CLEVELAND, Nov. 21, 2016 /PRNewswire/ -- Demand for reconstructive knee replacements is forecast to increase 5.5 percent annually to $5.0 billion in 2020. The rising incidence of severe osteoarthritis conditions in the aging population will underlie gains. Growth will also benefit from improvements in technology and materials, but will be moderated by limits imposed on health insurance reimbursement rates as well as by the availability of non-surgical alternatives to knee replacement, such as hyaluronic acid injections and reinforced braces. These and other trends are presented in Medical Implants in the US, 6 th Edition, a new study from The Freedonia Group, a Cleveland-based industry research firm.

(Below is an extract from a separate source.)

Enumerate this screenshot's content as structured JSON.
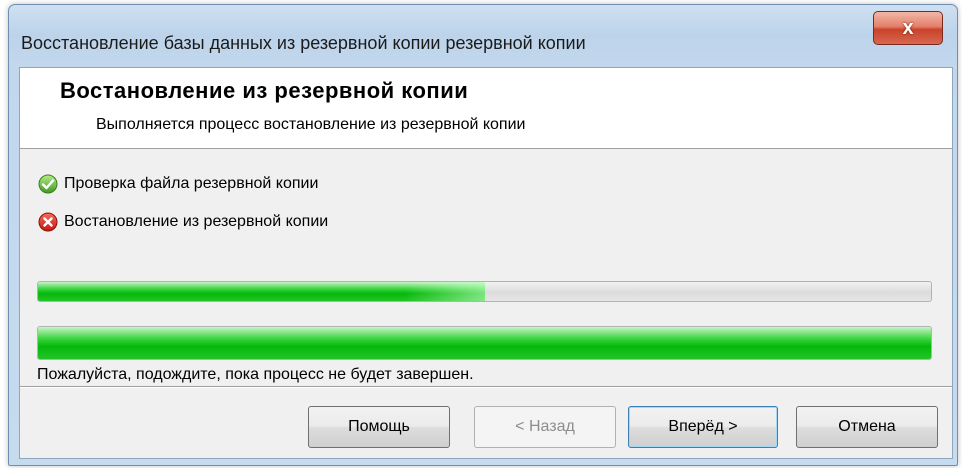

The study is available here http://www.freedoniagroup.com/industry-study/3465/medical-implants-in-the-us-orthopedic-cardiac-other-6th-edition.htmSince they were introduced in 1974, knee implants have evolved from simple hinged devices to sophisticated, multiple component configurations that mimic the natural action of the knee. On average, implants make up about 12 to 15 percent of the cost of knee replacement surgery. Contract prices of knee replacement systems start at about $3,000 for partial reconstructive models and range up to more than $10,000 for rotating platform models. Average unit prices are expected to decrease gradually due to healthcare cost containment pressures. The most widely used type of reconstructive knee replacement is the fixed-bearing model. These models cap the tibia with a flat metal component that holds a plastic spacer securely in place.